Citation: Sauseng P, Conci M, Wild B and Geyer T (2015) Predictive coding in visual search as revealed by cross-frequency EEG phase synchronization. Front. Psychol. 6:1655. doi: 10.3389/fpsyg.2015.01655
Received: 31 August 2015; Accepted: 13 October 2015;
Published: 28 October 2015.
Edited by:Roumen Kirov, Bulgarian Academy of Sciences, Bulgaria
Reviewed by:Viktor Müller, Max Planck Institute for Human Development, Germany
Copyright © 2015 Sauseng, Conci, Wild and Geyer. This is an open-access article distributed under the terms of the Creative Commons Attribution License (CC BY). The use, distribution or reproduction in other forums is permitted, provided the original author(s) or licensor are credited and that the original publication in this journal is cited, in accordance with accepted academic practice.

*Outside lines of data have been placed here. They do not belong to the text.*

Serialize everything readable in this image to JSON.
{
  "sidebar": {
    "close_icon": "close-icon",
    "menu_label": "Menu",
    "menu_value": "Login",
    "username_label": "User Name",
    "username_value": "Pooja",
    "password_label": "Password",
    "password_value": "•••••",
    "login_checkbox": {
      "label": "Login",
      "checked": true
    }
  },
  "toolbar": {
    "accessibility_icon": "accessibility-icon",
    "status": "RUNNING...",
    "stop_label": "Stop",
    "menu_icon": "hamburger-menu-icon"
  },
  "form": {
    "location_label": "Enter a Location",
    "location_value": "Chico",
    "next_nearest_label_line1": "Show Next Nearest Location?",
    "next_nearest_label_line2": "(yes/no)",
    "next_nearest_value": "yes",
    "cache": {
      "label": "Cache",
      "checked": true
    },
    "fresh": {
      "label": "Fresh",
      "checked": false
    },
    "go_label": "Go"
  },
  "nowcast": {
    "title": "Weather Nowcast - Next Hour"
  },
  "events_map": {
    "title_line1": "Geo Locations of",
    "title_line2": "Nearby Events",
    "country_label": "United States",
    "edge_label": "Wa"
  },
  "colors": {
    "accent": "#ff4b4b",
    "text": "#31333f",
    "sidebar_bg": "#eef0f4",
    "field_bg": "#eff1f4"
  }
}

No use, distribution or reproduction is permitted which does not comply with these terms.
*Correspondence: Paul Sauseng, firstname.lastname@example.org